You touch the mirror, touch your face and wish you’d laughed more, cared less of what others thought, dove into those feelings that lapped at the safe little edges of your life, leaped into the astonishing uncertainty.
Allen spent years running silent and deep under the ocean, visiting places I can only guess at as he will not speak of it, a code about certain things I share with him. But I knew the name. Operation Ivy Bells. He understood testing the boundaries of might and the cold depths to which we travel in search of ourselves.
On his last nights, Allen and I talked, but not of those days under the ocean. We both were aware of grave matters of honor, but do not speak of them, not even with each other. I’d sit as he talked about Dad and how he hoped Dad would live to be a hundred; how he hoped he would be there to take care of him, even as I watched 120 pounds leave Allen’s frame as he went through that second round of chemo and radiation.
He talked until his eyes closed, only his labored breath letting me know he was still with me; the rise and fall of his chest as he was trying to push up from the waters of the sea, unfathomed flesh still so buoyant if only in spirit as the cold water lapped against him.
I too have had more than one day where I stood outside on a pale crescent of beaten earth and breathed deeply of that cold. On those days I felt every ache in my muscles; my skin hot under the sun; the savage, fecund smell of loss in the air, lying heavily in the loud silence. Somewhere in the distance would come a soft clap of thunder; overhead clouds strayed deliberately across the earth, disconnected from mechanical time. I’d rather be elsewhere; the smell simply that of kitchen and comfort: the sounds only that of laughter. But I knew how lucky I was to simply be, in that moment, and alive.
I’d go home on such nights and pour a drink, prepare a small meal. I’d eat it slowly, letting the sweet and salt stay on my tongue. For me there would be no quick microwaved meal eaten with all the detachment of someone at a bar, tossing back a handful of stale nuts with his beer. No, I wished to taste and savor the day, the warm layers of it, this day that had been someone’s last.
You can’t control fate, but you can make choices. You can continue your day and do nothing, standing in brooding and irretrievable calculation as if casting in a game already lost. Or you can seize the moment, the days, wringing every last drop from them. Tell the ones you love that you love them. Hug your family; call an old friend you’ve not spoken to for months; forgive an enemy; salute your flagand always, always give the dog an extra biscuit. Then step outside into the sharp and unbending import of spring, a dying winter flaring up like fading flame. One last taste, one last memory, never knowing how long it will remain.
As I sit and wait for the phone to ring to let me know my husband has landed, I have no idea what this day will bring as it closes. But one thing I do know: today is that memory. Alone or together, I’m going to go out and make everything I can of it. I look at the photos of my daughter Rebecca and the family that adopted her. I look at a photo of Allen, the shirt he wore in the last picture I have of him now hanging in my closet, next to a crisp cotton shirt that still bears the scent of memory. I pause and smile, preparing my evening table with thanks to the Lord for the blessing of family and friends. - Brigid
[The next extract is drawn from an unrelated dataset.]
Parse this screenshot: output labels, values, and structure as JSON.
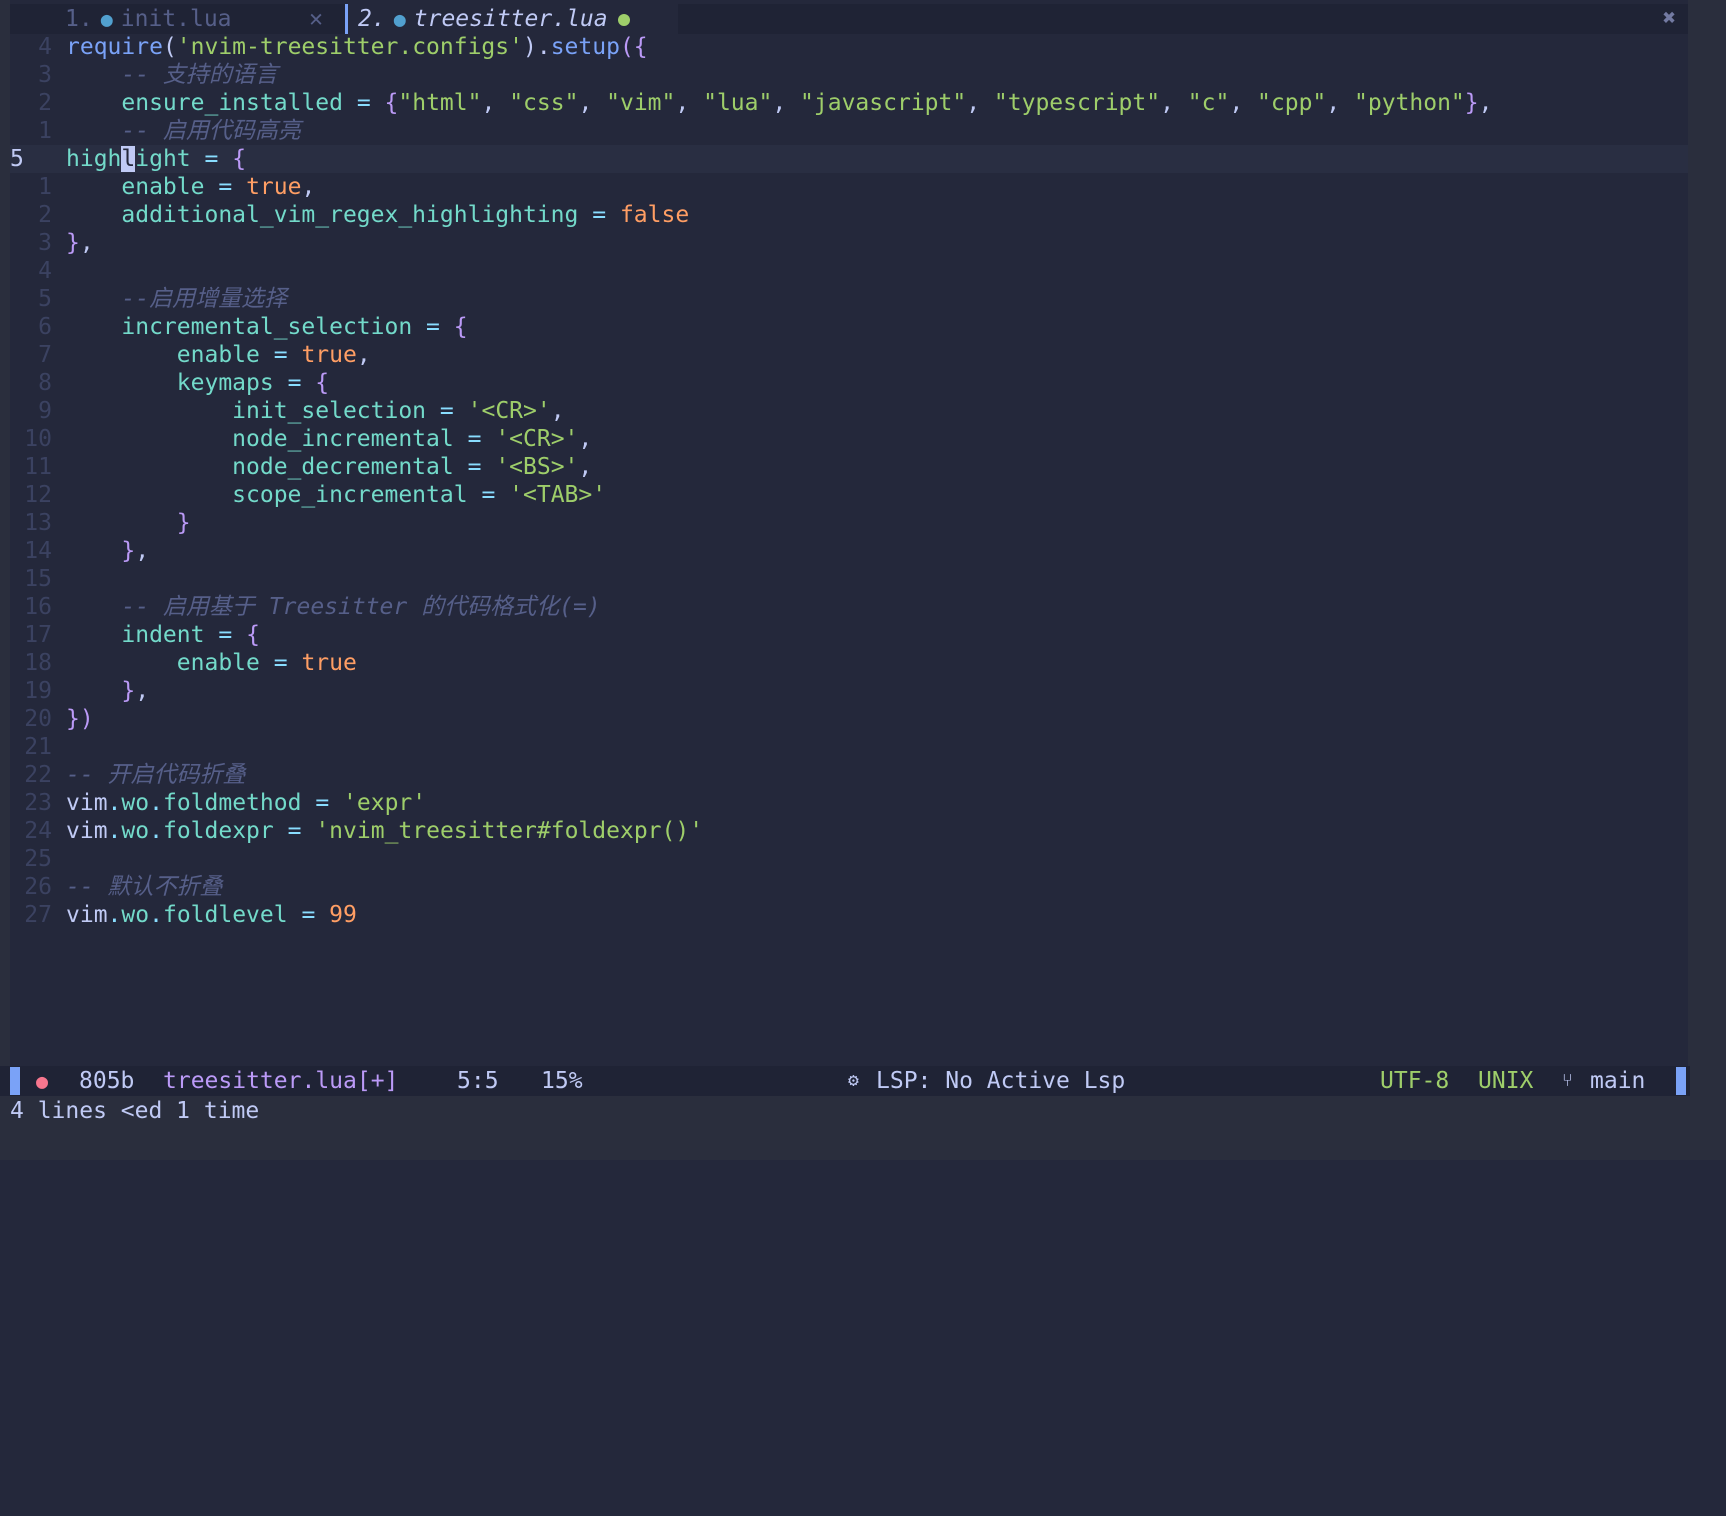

Saturday, April 14, 2018

Blessing of the Bikes

Posting has been delayed because co-blogger and brother-from-another-mother ASM826 stopped by last night.  Bourbon was drunk and the World's problems solved.
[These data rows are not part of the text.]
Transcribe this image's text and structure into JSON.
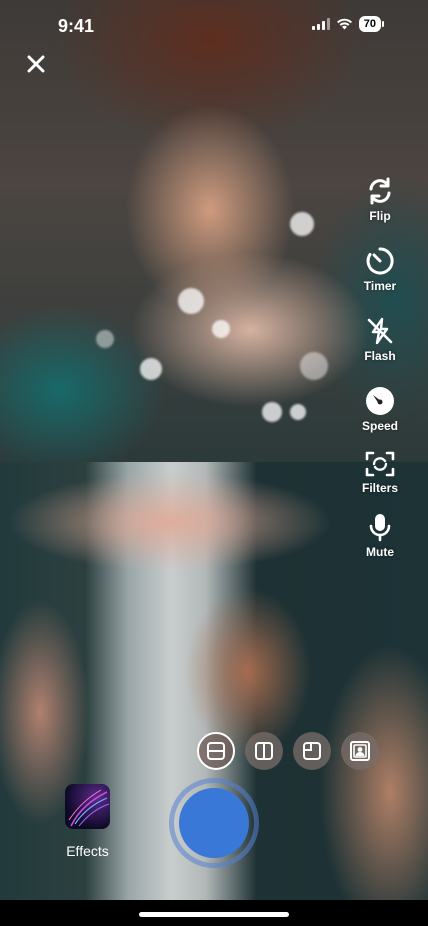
{
  "status_bar": {
    "time": "9:41",
    "battery": "70"
  },
  "tools": [
    {
      "id": "flip",
      "label": "Flip",
      "icon": "flip-icon"
    },
    {
      "id": "timer",
      "label": "Timer",
      "icon": "timer-icon"
    },
    {
      "id": "flash",
      "label": "Flash",
      "icon": "flash-off-icon"
    },
    {
      "id": "speed",
      "label": "Speed",
      "icon": "speed-icon"
    },
    {
      "id": "filters",
      "label": "Filters",
      "icon": "filters-icon"
    },
    {
      "id": "mute",
      "label": "Mute",
      "icon": "microphone-icon"
    }
  ],
  "layouts": [
    {
      "id": "split-horizontal",
      "icon": "layout-split-horizontal-icon",
      "active": true
    },
    {
      "id": "split-vertical",
      "icon": "layout-split-vertical-icon",
      "active": false
    },
    {
      "id": "picture-in-picture",
      "icon": "layout-pip-icon",
      "active": false
    },
    {
      "id": "portrait-frame",
      "icon": "layout-portrait-icon",
      "active": false
    }
  ],
  "effects": {
    "label": "Effects"
  },
  "colors": {
    "shutter": "#3a78d8",
    "shutter_ring": "#5582d2"
  }
}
Now it's the blessing of the bikes.  Back later.

Thursday, April 12, 2018